Update: Proposed Changes to Residential Evictions – “A Game Changer”
The Renters (Reform) Bill, introduced into Parliament last month (17 May 2023), is a Government Bill which makes provision to change the law concerning rented properties including the abolishment of fixed term assured shorthold tenancies. The Government has introduced such landmark reform in order to a deliver a fairer private rented sector for both tenants and landlords, in accordance with its 2019 manifesto commitment to scrap Section 21 ‘no fault’ evictions.

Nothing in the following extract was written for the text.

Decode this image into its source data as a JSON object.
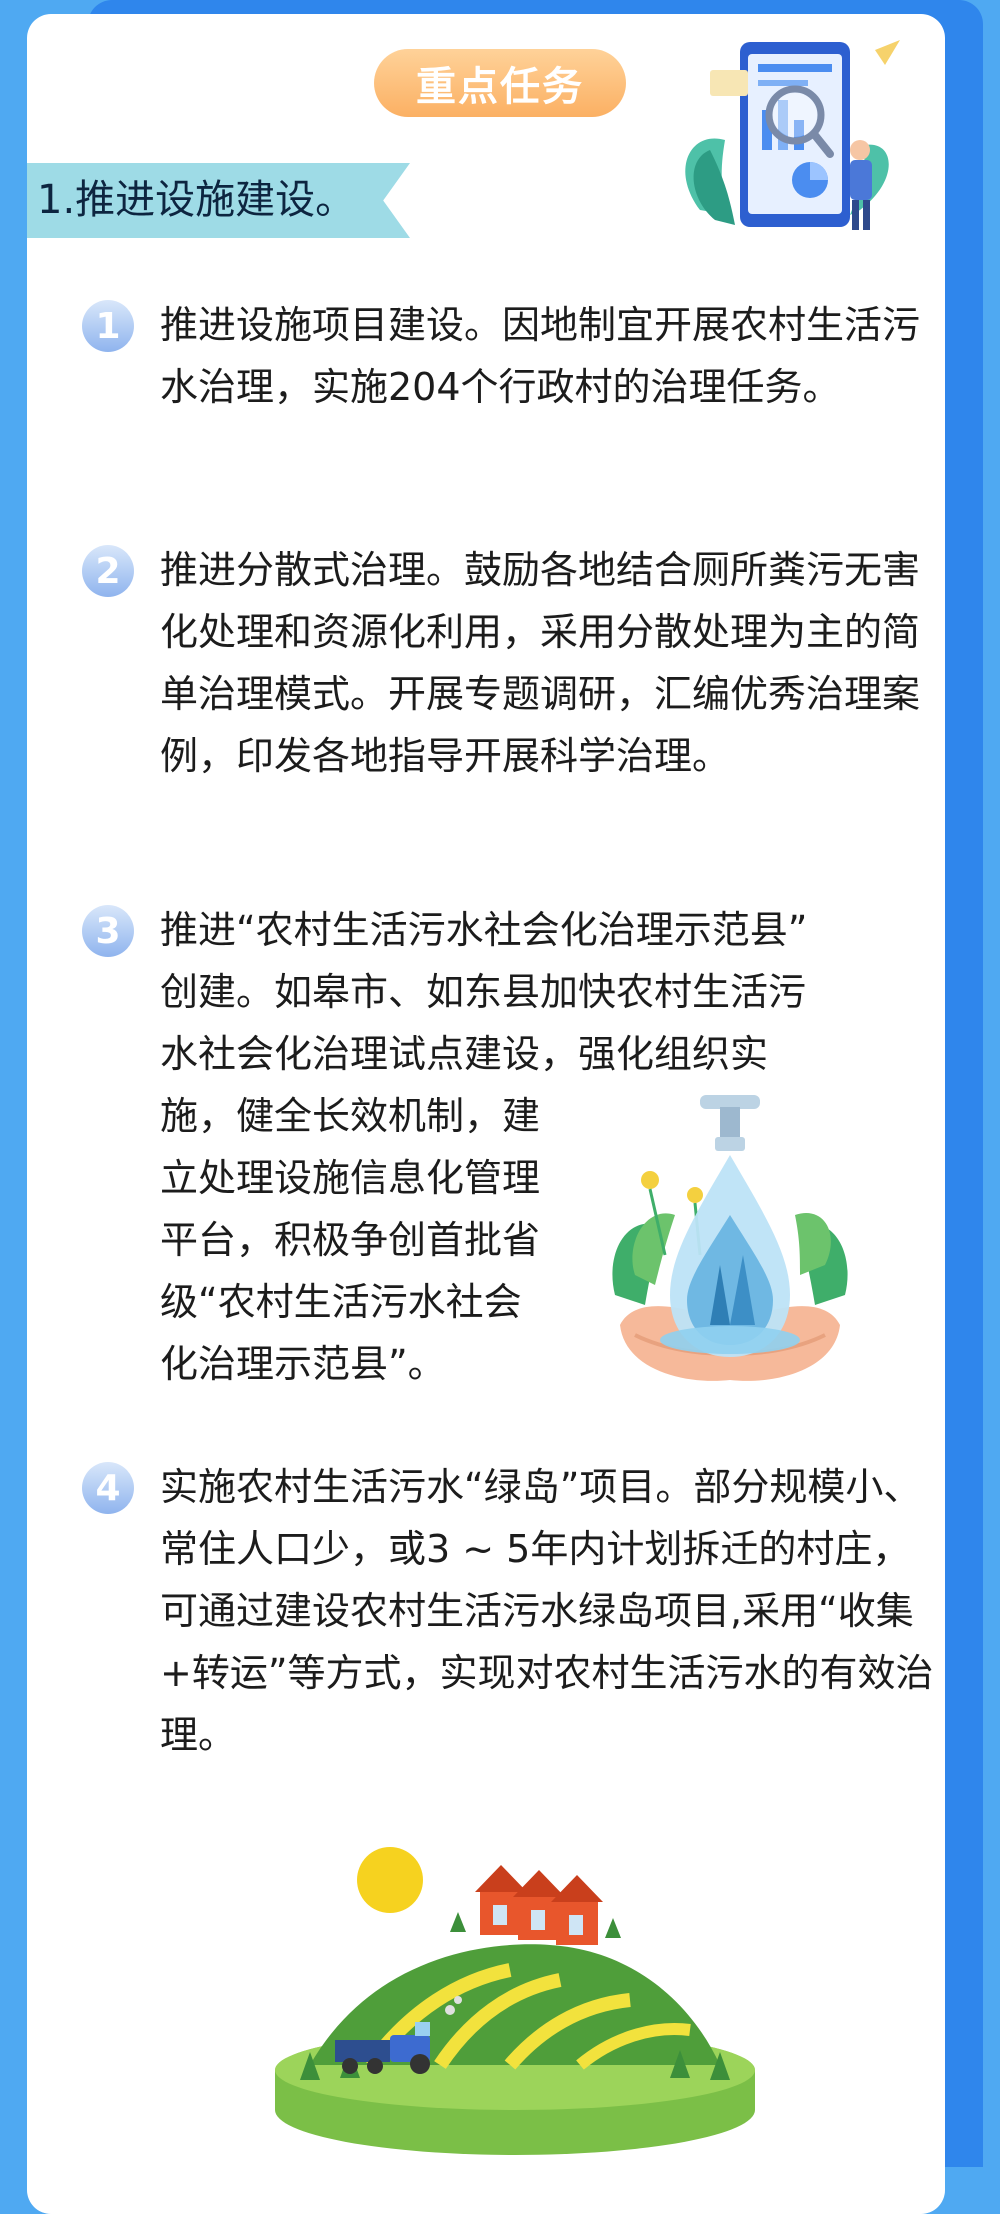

The UK government’s proposal to limit a residential landlord’s ability to evict tenants without a specific reason has been met with mixed reactions. Described as “the biggest shake-up of the private rented sector in a generation”, the Bill proposes a ban on landlords evicting their tenants without providing a legitimate ground such as where a landlord seeks recovery of the property if they intend on selling or using the property as their principal home. As the law currently stands, landlords are able to serve their tenant with a Section 21 notice which allows them to terminate tenancy agreements, giving their tenants 2 months’ notice before making an application to the court for an order to evict them. These have become known largely as “no fault” evictions. The Bill indicates that a new ombudsman will be set up to oversee dispute resolutions whilst it will also enable tenants the legal right to request a pet in their home with a veto blanket ban on no-children or claimant stipulations. According to Housing Secretary, Michael Gove, the proposed changes are said to come into force by the end of the year in order to give renters a “fairer and better deal”.

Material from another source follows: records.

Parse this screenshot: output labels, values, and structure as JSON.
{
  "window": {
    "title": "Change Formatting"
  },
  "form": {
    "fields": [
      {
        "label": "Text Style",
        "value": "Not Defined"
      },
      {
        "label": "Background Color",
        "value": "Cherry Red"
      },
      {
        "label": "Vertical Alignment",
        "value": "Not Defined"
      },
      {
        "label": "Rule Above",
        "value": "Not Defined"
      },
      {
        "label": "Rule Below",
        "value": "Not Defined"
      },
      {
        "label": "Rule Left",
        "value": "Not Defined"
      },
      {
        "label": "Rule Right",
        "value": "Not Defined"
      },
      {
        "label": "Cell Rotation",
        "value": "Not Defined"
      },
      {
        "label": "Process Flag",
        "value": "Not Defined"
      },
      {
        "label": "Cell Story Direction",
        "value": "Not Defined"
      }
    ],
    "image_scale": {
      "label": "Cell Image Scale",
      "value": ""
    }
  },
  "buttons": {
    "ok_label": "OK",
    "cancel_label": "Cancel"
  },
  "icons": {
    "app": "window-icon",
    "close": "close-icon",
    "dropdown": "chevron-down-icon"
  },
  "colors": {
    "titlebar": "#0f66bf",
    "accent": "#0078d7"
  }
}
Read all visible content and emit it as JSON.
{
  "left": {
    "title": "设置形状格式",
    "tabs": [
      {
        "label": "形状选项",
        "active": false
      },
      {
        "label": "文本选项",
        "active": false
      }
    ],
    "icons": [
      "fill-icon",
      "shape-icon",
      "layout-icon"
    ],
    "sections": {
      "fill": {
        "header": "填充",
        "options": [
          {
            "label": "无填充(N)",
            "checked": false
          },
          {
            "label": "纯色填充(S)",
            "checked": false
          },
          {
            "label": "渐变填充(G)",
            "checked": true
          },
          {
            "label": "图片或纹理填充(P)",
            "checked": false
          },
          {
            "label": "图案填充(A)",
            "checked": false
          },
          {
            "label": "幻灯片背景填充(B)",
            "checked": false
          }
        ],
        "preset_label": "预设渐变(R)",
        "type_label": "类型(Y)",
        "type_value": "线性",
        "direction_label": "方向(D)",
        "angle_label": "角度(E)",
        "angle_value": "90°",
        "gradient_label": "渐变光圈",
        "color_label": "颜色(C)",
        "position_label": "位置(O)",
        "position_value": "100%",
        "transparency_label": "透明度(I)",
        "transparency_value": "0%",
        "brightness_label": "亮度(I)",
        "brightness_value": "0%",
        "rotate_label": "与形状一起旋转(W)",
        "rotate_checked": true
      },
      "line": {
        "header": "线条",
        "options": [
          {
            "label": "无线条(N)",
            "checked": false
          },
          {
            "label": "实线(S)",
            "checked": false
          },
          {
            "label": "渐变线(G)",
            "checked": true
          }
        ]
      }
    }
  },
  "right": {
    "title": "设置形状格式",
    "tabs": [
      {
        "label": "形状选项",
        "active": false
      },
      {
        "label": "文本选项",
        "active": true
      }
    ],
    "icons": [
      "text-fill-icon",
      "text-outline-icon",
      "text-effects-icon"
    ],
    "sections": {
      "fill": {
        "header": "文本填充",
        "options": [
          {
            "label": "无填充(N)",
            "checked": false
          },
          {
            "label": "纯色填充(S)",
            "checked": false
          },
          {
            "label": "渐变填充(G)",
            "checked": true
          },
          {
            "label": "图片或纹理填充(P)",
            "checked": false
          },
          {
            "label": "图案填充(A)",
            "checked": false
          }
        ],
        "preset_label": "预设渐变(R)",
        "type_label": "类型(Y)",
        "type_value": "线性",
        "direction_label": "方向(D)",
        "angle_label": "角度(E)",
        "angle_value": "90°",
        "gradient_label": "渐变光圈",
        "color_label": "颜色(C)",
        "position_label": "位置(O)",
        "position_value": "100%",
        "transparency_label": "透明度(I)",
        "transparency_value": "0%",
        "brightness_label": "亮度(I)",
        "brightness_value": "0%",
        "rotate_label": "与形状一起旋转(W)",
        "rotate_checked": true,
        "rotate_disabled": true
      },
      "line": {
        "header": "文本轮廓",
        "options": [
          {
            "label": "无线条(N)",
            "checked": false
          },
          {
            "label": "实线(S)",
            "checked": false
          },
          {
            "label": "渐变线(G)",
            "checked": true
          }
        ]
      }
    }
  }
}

While this seems like a very reasonable and favourable proposal to many UK tenants, there is concern in some circles that the reforms may have unintended consequences, primarily as they could cause many buy-to-let landlords to reconsider whether the market is still attractive to them. With the currently ever increasing interest rates making buy to let investments less attractive to investors, the reforms risk putting would be landlords off from entering the rental market meaning a further reduction of available housing for rent from an already shrinking market. In addition, the new legislation may lead to an increase in rental prices, which would be very undesirable for tenants already struggling to afford housing. The landlords who choose to remain in the market may have to increase their rental prices in order to maintain profitability, given the restrictions on their ability to evict tenants. This would make renting even more unaffordable for many people, exacerbating the current housing crisis.

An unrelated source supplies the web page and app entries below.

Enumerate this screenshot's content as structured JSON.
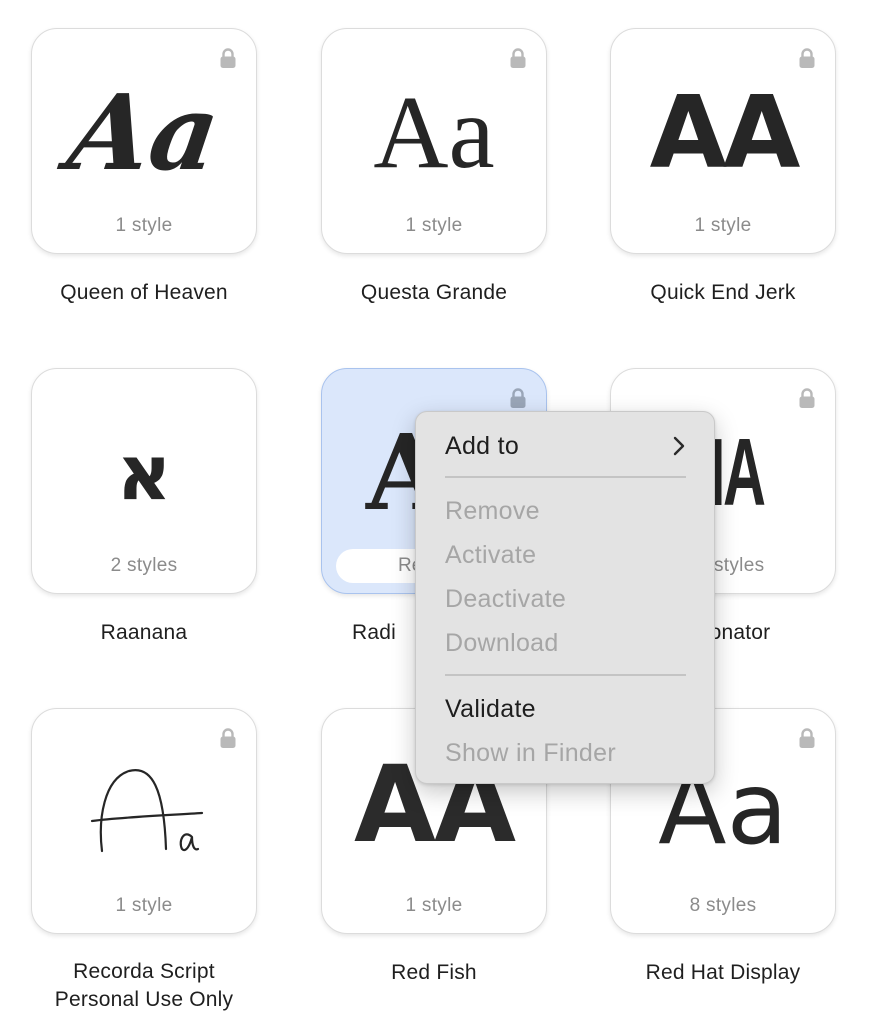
{
  "fonts": [
    {
      "name": "Queen of Heaven",
      "styles": "1 style",
      "preview": "Aa",
      "locked": true
    },
    {
      "name": "Questa Grande",
      "styles": "1 style",
      "preview": "Aa",
      "locked": true
    },
    {
      "name": "Quick End Jerk",
      "styles": "1 style",
      "preview": "AA",
      "locked": true
    },
    {
      "name": "Raanana",
      "styles": "2 styles",
      "preview": "א",
      "locked": false
    },
    {
      "name": "Radi",
      "styles": "Re",
      "preview": "A",
      "locked": true,
      "selected": true
    },
    {
      "name": "onator",
      "styles": "styles",
      "preview": "NA",
      "locked": true
    },
    {
      "name": "Recorda Script Personal Use Only",
      "styles": "1 style",
      "preview": "Aa",
      "locked": true
    },
    {
      "name": "Red Fish",
      "styles": "1 style",
      "preview": "AA",
      "locked": false
    },
    {
      "name": "Red Hat Display",
      "styles": "8 styles",
      "preview": "Aa",
      "locked": true
    }
  ],
  "context_menu": {
    "add_to": "Add to",
    "remove": "Remove",
    "activate": "Activate",
    "deactivate": "Deactivate",
    "download": "Download",
    "validate": "Validate",
    "show_in_finder": "Show in Finder"
  },
  "colors": {
    "selection_fill": "#dbe7fb",
    "selection_border": "#a9c3ee",
    "menu_background": "#e3e3e3",
    "disabled_text": "#a6a6a6"
  },
  "icons": {
    "lock": "lock-icon",
    "submenu": "chevron-right-icon"
  }
}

Only time will tell how the proposals will impact the rental market but for landlords and tenants alike, there will still remain times of crisis. The reforms will not mean that sometimes things will go wrong in the landlord tenant relationship and Keelys are here to help if it does. For further information and/ or to discuss the position in further detail, please contact our Patrick Farrington in the Litigation and Dispute Resolution Department at email@example.com.